Information Processing

Characteristics of Information Processing Impacting on Learning and Teaching

Students with certain disabilities and/or learning difficulties may experience problems with two-way communication. Some students may have developed individual forms of communication that may not be through conventional speaking and listening. For others, specific features of their disability or learning difficulty will make speaking and listening, whilst processing information, problematic.

Students may have a range of difficulties with either receptive or expressive language processing, affecting their higher level abilities to understand and communicate effectively.

Discussion is a very important mode of learning for all students. However, traditional conventions of discussion can exclude certain students.

When organising group work that includes members with a disability and/or learning difficulty, it is important to look closely at the conventions that are being used and to consider whether they are appropriate. Difficulties that might be experienced by certain students could include:

  • Visual impaired students who cannot see who is speaking. These students may also be unable to use facial expression and body language as an additional means of interpretation.
  • Deaf students who use British Sign Language (BSL) will only be able to follow a discussion by looking at their interpreter. This will inevitably slow down the speed with which they can receive inputs, and also mean that they cannot always focus on the facial expressions of the speaker. These students will also require extra time to formulate their own responses during discussions.
  • Students who lip-read will find it hard to follow discussion unless seating enables all participants to see each other, lighting and acoustics are good, and a formal discussion is effectively chaired.
  • Some students with autistic spectrum disorders may find it hard to communicate directly. Their disability makes aspects of social communication, for example eye contact, particularly difficult.
  • Some students with mental health difficulties and learning difficulties may find two-way communication hard for a variety of reasons: they may feel very inhibited in entering a discussion, they may find certain aspects of discussion, e.g. any contribution that they might perceive as being critical of them, very threatening, or they may become very enthusiastic about a particular subject and find it hard not to dominate the discussion and reluctant to allow it to move onto other areas.

Students with speech difficulties may find their difficulty increases when communicating in a larger group.

Teaching Strategies

These strategies are suggestions for inclusive teaching. This list should not be considered exhaustive and it is important to remember that all students are individuals and good practice for one student may not necessarily be good practice for another. You may also like to contact the Disability Specialist in your institution for further information. If you have any good practice that you would like to add to this list, please email your suggestions to v.chapman@worc.ac.uk

  • Use literal language and be very precise about meanings.
  • Use carefully worded, unambiguous questions to elicit and test learning.
  • Provide extra time after group sessions to check that the content has been understood.

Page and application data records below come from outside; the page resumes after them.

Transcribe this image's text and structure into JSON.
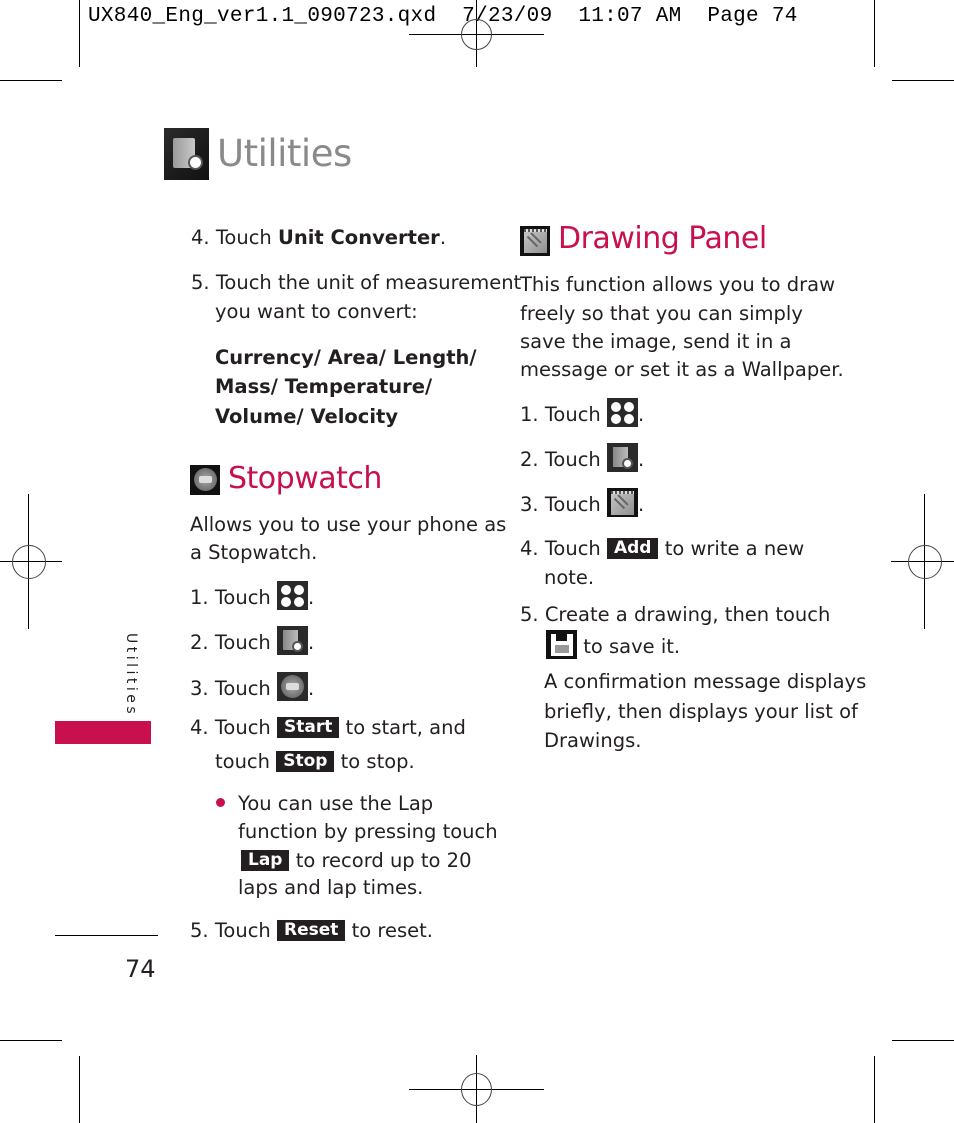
{
  "slug": {
    "filename": "UX840_Eng_ver1.1_090723.qxd",
    "date": "7/23/09",
    "time": "11:07 AM",
    "page_label": "Page 74"
  },
  "header": {
    "title": "Utilities",
    "icon": "utilities-icon"
  },
  "side_tab": {
    "label": "Utilities",
    "accent_color": "#c8104f"
  },
  "page_number": "74",
  "left_column": {
    "step4": {
      "num": "4.",
      "prefix": "Touch ",
      "bold": "Unit Converter",
      "suffix": "."
    },
    "step5": {
      "num": "5.",
      "line1": "Touch the unit of measurement",
      "line2": "you want to convert:"
    },
    "units": {
      "line1": "Currency/ Area/ Length/",
      "line2": "Mass/ Temperature/",
      "line3": "Volume/ Velocity"
    },
    "stopwatch": {
      "title": "Stopwatch",
      "icon": "stopwatch-icon",
      "desc_line1": "Allows you to use your phone as",
      "desc_line2": "a Stopwatch.",
      "steps": [
        {
          "num": "1.",
          "text": "Touch",
          "icon": "menu-grid-icon",
          "suffix": "."
        },
        {
          "num": "2.",
          "text": "Touch",
          "icon": "utilities-icon",
          "suffix": "."
        },
        {
          "num": "3.",
          "text": "Touch",
          "icon": "stopwatch-icon",
          "suffix": "."
        }
      ],
      "step4": {
        "num": "4.",
        "prefix": "Touch",
        "button": "Start",
        "suffix": "to start, and",
        "line2_prefix": "touch",
        "line2_button": "Stop",
        "line2_suffix": "to stop."
      },
      "bullet": {
        "line1": "You can use the Lap",
        "line2": "function by pressing touch",
        "button": "Lap",
        "line3_suffix": "to record up to 20",
        "line4": "laps and lap times."
      },
      "step5": {
        "num": "5.",
        "prefix": "Touch",
        "button": "Reset",
        "suffix": "to reset."
      }
    }
  },
  "right_column": {
    "drawing_panel": {
      "title": "Drawing Panel",
      "icon": "drawing-panel-icon",
      "desc_line1": "This function allows you to draw",
      "desc_line2": "freely so that you can simply",
      "desc_line3": "save the image, send it in a",
      "desc_line4": "message or set it as a Wallpaper.",
      "steps": [
        {
          "num": "1.",
          "text": "Touch",
          "icon": "menu-grid-icon",
          "suffix": "."
        },
        {
          "num": "2.",
          "text": "Touch",
          "icon": "utilities-icon",
          "suffix": "."
        },
        {
          "num": "3.",
          "text": "Touch",
          "icon": "drawing-panel-icon",
          "suffix": "."
        }
      ],
      "step4": {
        "num": "4.",
        "prefix": "Touch",
        "button": "Add",
        "suffix": "to write a new",
        "line2": "note."
      },
      "step5": {
        "num": "5.",
        "line1": "Create a drawing, then touch",
        "icon": "save-icon",
        "line2_suffix": "to save it."
      },
      "note_line1": "A confirmation message displays",
      "note_line2": "briefly, then displays your list of",
      "note_line3": "Drawings."
    }
  }
}
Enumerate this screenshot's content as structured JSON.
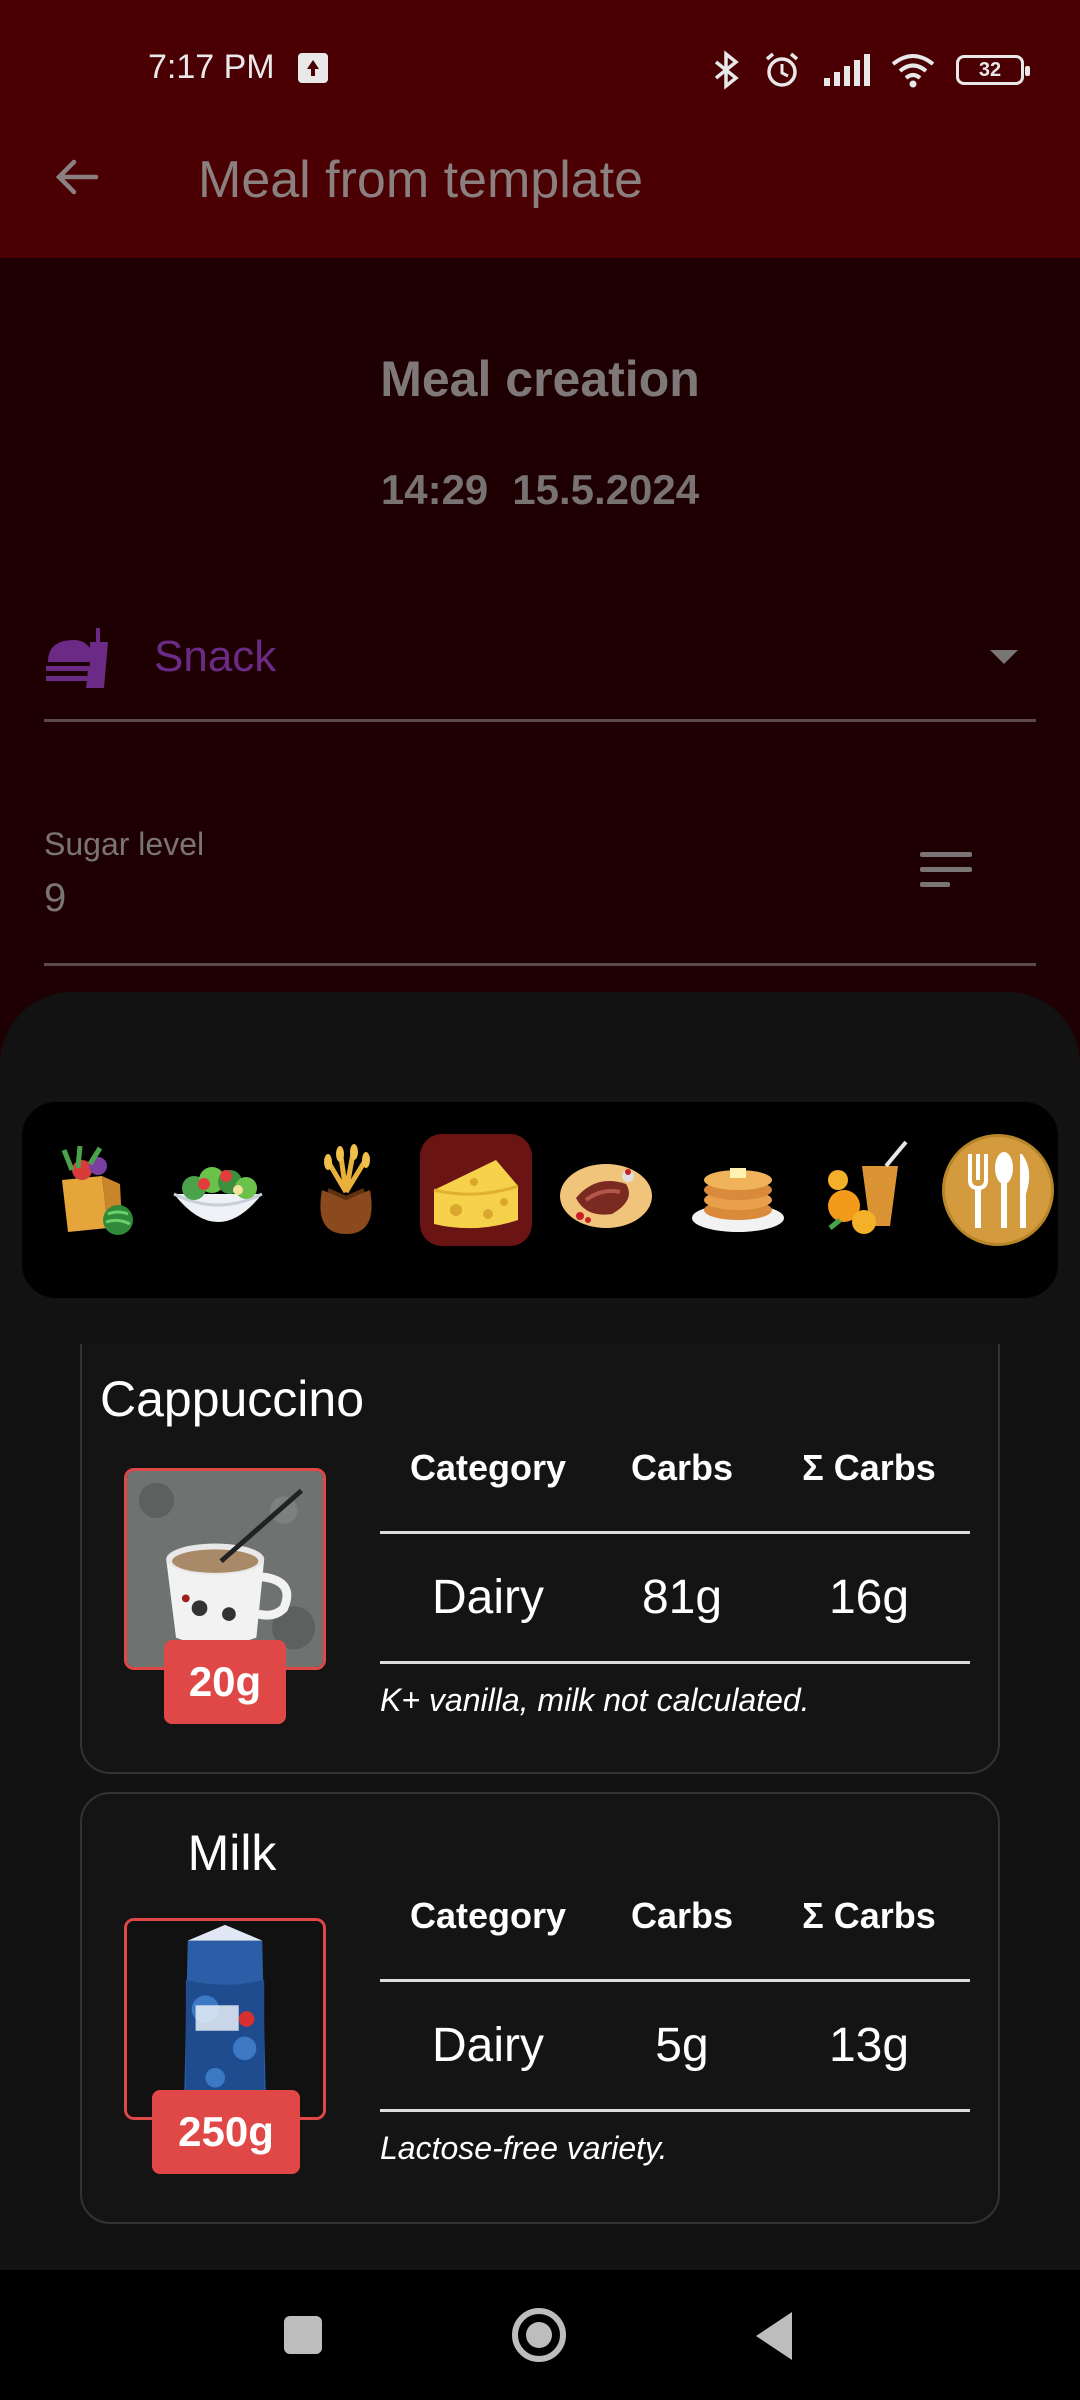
{
  "status_bar": {
    "time": "7:17 PM",
    "battery": "32"
  },
  "app_bar": {
    "title": "Meal from template"
  },
  "form": {
    "heading": "Meal creation",
    "time": "14:29",
    "date": "15.5.2024",
    "meal_type": "Snack",
    "sugar_label": "Sugar level",
    "sugar_value": "9"
  },
  "categories": [
    {
      "icon": "vegetables-bag-icon"
    },
    {
      "icon": "salad-icon"
    },
    {
      "icon": "grain-sack-icon"
    },
    {
      "icon": "cheese-icon",
      "selected": true
    },
    {
      "icon": "meat-icon"
    },
    {
      "icon": "pancakes-icon"
    },
    {
      "icon": "fruit-drink-icon"
    },
    {
      "icon": "cutlery-icon"
    }
  ],
  "table_headers": {
    "category": "Category",
    "carbs": "Carbs",
    "sum_carbs": "Σ Carbs"
  },
  "items": [
    {
      "name": "Cappuccino",
      "amount": "20g",
      "category": "Dairy",
      "carbs": "81g",
      "sum_carbs": "16g",
      "note": "K+ vanilla, milk not calculated."
    },
    {
      "name": "Milk",
      "amount": "250g",
      "category": "Dairy",
      "carbs": "5g",
      "sum_carbs": "13g",
      "note": "Lactose-free variety."
    }
  ],
  "colors": {
    "app_bar": "#4a0003",
    "background": "#1e0003",
    "accent_purple": "#6a2a86",
    "amount_badge": "#e04848"
  }
}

Subjects potentially associated with Information Processing

General learning activities potentially affected by Information Processing

Resources

Resources related to the Information Processing